Make sure that the page the image links to provides plenty of information about the photo to build interest in the subject. Then try to monetize the image by offering prints of the photo for sale to the public, and by indicating to buyers that higher-resolution versions are available for licensing. You might not earn directly from that image user, but you can turn the request into a chance to advertise your photos to editors who do have budgets.
There is a good chance that buyers of those sorts of images will see your photo and click through to see what else you have available.
The biggest opportunity though isn’t using a publisher as a billboard for your photos, and it isn’t even turning a request into a one-time payment. It’s the chance to turn that image user into a regular buyer. That’s always going to be difficult and clearly, it will depend on who’s doing the asking. But it can happen. After Diego Lema sold a self-portrait to a publisher for use on a book cover, for example, the authors asked him to supply more images for their next three books.

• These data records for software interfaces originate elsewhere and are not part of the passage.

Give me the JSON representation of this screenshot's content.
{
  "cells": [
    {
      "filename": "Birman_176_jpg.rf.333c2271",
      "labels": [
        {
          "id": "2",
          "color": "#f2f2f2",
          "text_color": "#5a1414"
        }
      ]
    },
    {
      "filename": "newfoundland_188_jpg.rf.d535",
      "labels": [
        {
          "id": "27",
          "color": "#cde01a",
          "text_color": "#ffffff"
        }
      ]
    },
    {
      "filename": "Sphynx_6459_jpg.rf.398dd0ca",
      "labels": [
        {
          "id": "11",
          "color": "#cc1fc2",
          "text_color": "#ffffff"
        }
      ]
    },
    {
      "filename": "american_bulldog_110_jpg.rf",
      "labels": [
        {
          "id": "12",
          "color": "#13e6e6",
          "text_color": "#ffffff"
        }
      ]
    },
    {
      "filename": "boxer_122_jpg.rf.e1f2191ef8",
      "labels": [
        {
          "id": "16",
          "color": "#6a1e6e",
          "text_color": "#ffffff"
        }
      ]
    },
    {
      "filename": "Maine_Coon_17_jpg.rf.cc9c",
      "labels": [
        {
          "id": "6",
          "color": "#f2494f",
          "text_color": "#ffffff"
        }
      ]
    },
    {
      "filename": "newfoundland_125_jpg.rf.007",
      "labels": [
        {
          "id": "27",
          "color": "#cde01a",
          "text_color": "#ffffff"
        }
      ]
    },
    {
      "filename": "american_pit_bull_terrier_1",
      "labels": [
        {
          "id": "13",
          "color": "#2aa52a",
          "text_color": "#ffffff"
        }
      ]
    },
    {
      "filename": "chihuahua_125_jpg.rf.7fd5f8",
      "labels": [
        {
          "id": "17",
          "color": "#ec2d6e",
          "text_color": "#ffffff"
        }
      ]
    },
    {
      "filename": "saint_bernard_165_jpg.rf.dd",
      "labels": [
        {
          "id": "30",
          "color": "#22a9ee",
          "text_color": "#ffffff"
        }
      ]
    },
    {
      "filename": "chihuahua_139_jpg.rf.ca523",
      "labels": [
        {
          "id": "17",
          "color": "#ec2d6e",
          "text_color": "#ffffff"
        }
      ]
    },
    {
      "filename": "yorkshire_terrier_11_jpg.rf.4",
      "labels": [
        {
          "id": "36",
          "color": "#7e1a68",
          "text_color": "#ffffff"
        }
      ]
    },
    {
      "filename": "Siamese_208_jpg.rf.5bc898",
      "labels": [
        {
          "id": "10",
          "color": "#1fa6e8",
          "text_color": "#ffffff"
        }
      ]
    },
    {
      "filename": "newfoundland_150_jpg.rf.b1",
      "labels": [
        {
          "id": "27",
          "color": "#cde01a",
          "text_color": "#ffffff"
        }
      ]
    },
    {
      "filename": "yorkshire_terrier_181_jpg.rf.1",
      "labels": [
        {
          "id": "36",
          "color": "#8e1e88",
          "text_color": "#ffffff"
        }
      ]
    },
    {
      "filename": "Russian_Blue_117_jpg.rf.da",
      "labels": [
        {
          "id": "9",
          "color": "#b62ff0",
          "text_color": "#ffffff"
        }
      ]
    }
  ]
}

The hardest part of selling to an image buyer is always making the first sale. Once the deal has been done, trust has been established, a rate has been set and the buyer understands the type and quality of the images the photographer can supply. Repeat sales should then be easier. Add the buyer to your mailing list and when you produce a new series of similar images, let him know.
And finally, every time an image is picked up by a buyer – even if it’s for nothing – cash in on those bragging rights. The fact that you’ve been published lets other photo editors see what your images look like on the page and tells them that other image users think your photographer is professional quality too. That reassures them about making an approach.
It has become almost a tradition now for photo buyers to begin their negotiations at zero. Too often though, that’s also where the negotiations end. But whether a photo is used by the buyer for free and by you for advertising, or whether you’re able to receive a fee for a higher resolution image, you should get something out of every request.